Because this is a direct network, it is important to evaluate which ties are better able to spread the information around the network, for which two measures are particularly explicative, authority and hub. An authority is a node with many other nodes linking to it, and Figure 3 shows the distribution of authorities in this graph as nodes’ size. As shown for the nodes, most of the authorities are high-ranking journals.
Figure 3: Authorities. The bigger the node, the higher the authority (i.e. the higher the number of incoming links by good hubs); the thicker the link, the higher the n° of citations
The second concept, that of hub, refers to the ability of one node to pointing to many authorities, allowing in this way a trustworthy selection of the information it transmits. Translating this concept from the information theory to citation patterns, good hubs are journals that cite other journals considered as good authorities due to the impact of their works. Figure 4 shows that good authorities are also good hubs. American Sociological Review, American Journal of Sociology, Social Forces, American Behavioral Scientist, Social Science Research are among the most impactful journals, and always among the top authorities and top hubs.
Figure 4: Hubs. The bigger the node, the larger the number of citations to authorities; the thicker the link, the higher the n° of citations
An interesting fact emerges when the authority and hub graphs are compared. One journal, in particular, pays a high wage in being in this network, namely European Sociological Reiview. In 2017 it has received 0 citations from the other journals (indeed it is at the outskirt of the authorities’ network), but it figures among the strongest hubs. This means that not only high-ranking journals constitute an impermeable clique, but they are also supported by other journals which do not gain nothing in exchange.

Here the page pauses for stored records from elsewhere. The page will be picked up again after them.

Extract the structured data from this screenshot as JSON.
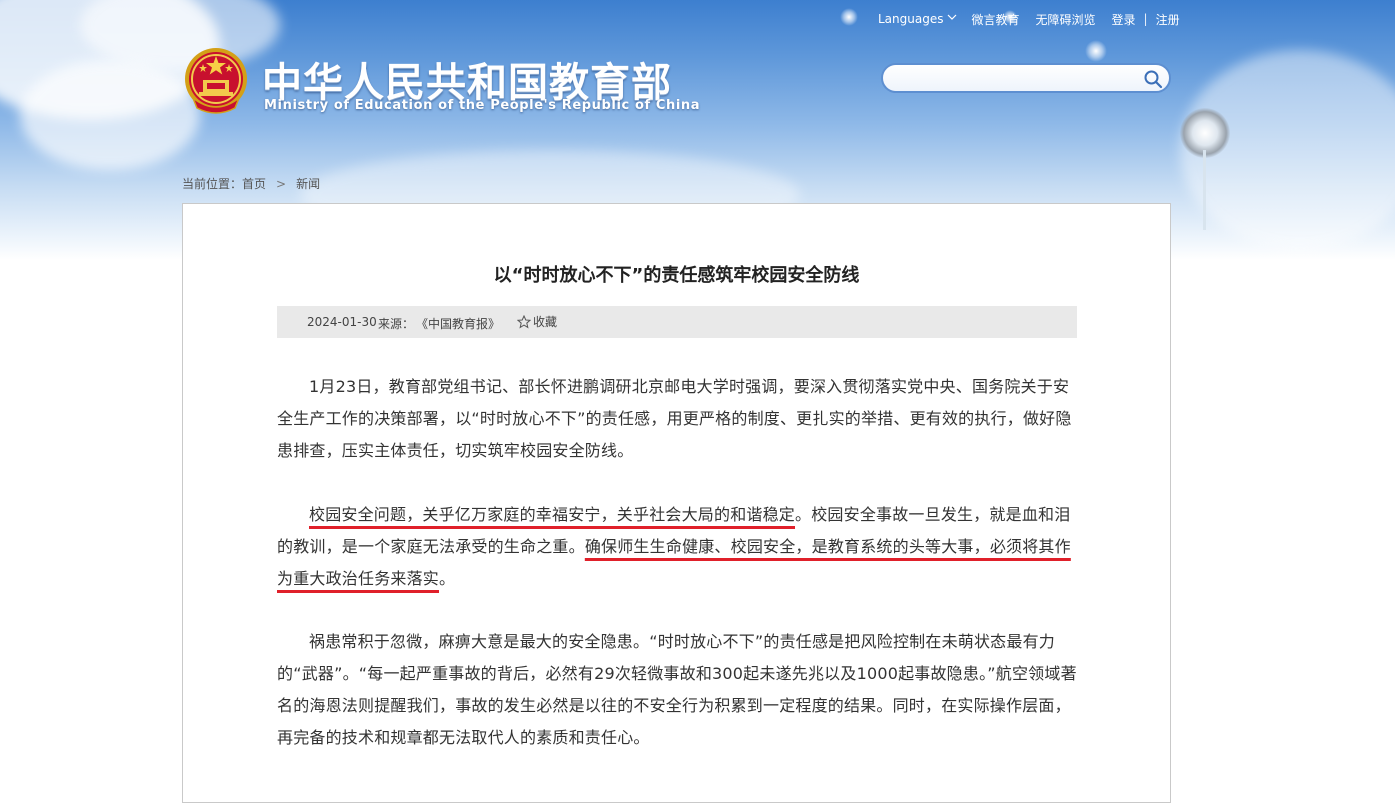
{
  "header": {
    "languages_label": "Languages",
    "links": [
      "微言教育",
      "无障碍浏览",
      "登录",
      "注册"
    ],
    "brand_cn": "中华人民共和国教育部",
    "brand_en": "Ministry of Education of the People's Republic of China",
    "search": {
      "placeholder": "",
      "value": ""
    }
  },
  "breadcrumb": {
    "prefix": "当前位置：",
    "items": [
      "首页",
      "新闻"
    ]
  },
  "article": {
    "title": "以“时时放心不下”的责任感筑牢校园安全防线",
    "date": "2024-01-30",
    "source_label": "来源：",
    "source": "《中国教育报》",
    "favorite_label": "收藏",
    "p1": "1月23日，教育部党组书记、部长怀进鹏调研北京邮电大学时强调，要深入贯彻落实党中央、国务院关于安全生产工作的决策部署，以“时时放心不下”的责任感，用更严格的制度、更扎实的举措、更有效的执行，做好隐患排查，压实主体责任，切实筑牢校园安全防线。",
    "p2_underline_a": "校园安全问题，关乎亿万家庭的幸福安宁，关乎社会大局的和谐稳定",
    "p2_mid": "。校园安全事故一旦发生，就是血和泪的教训，是一个家庭无法承受的生命之重。",
    "p2_underline_b": "确保师生生命健康、校园安全，是教育系统的头等大事，必须将其作为重大政治任务来落实",
    "p2_end": "。",
    "p3": "祸患常积于忽微，麻痹大意是最大的安全隐患。“时时放心不下”的责任感是把风险控制在未萌状态最有力的“武器”。“每一起严重事故的背后，必然有29次轻微事故和300起未遂先兆以及1000起事故隐患。”航空领域著名的海恩法则提醒我们，事故的发生必然是以往的不安全行为积累到一定程度的结果。同时，在实际操作层面，再完备的技术和规章都无法取代人的素质和责任心。"
  },
  "colors": {
    "sky_top": "#3d7fcf",
    "underline": "#e0202a",
    "search_border": "#5d8fd1",
    "meta_bg": "#e9e9e9"
  }
}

Borrowing from recent works on web dynamics on social networks such as Facebook, these results could suggest the existence of an echo-chamber effect, where certain kind of information continuously circulate within close circles. And this effect could be conceived as one instance in which the Matthew Effect continuously reproduce itself.
Additional hints in this direction are provided looking at the whole network. Figure 4 shows the cliques in the network. This concept indicates particular subgroups in the network in which nodes cite each other more often than with other nodes. Three major cliques for this network are detected, mostly overlapping except for two nodes in each clique. To have a view of which journals belong to which cliques, Figure 5 shows two of the three major cliques. From this plot, it could be assessed that most of the high ranked journals (American Sociological Review, American Journal of Sociology, Social Forces, American Behavioral Scientist, Social Network, Sociology of Education) belong to both the cliques, indicating once more some evidence of an echo-chamber effect.
Figure 5: Cliques. The bigger the node, the higher the weight; the thicker the link, the higher the n° of citations.
These analyses have depicted a fairly well connected network of journals in the field of sociology, with some evidence that more impactful journals maintain their weight also because information resonate within circles of mutual reinforcement (echo-chamber effect). This study, though, addresses the topic of the rewarding system using a single year of reference. Dynamic networks should be employed to further deepen the struggles intrinsic to the political field of science.
* Luca Carbone is Research Master student in Sociology at Tilburg University, NL. His research interests lie at the intersection between historical and cultural sociology, employing social network analysis, archival research, and scientometrics tools to study the many facets with which science and society bicker.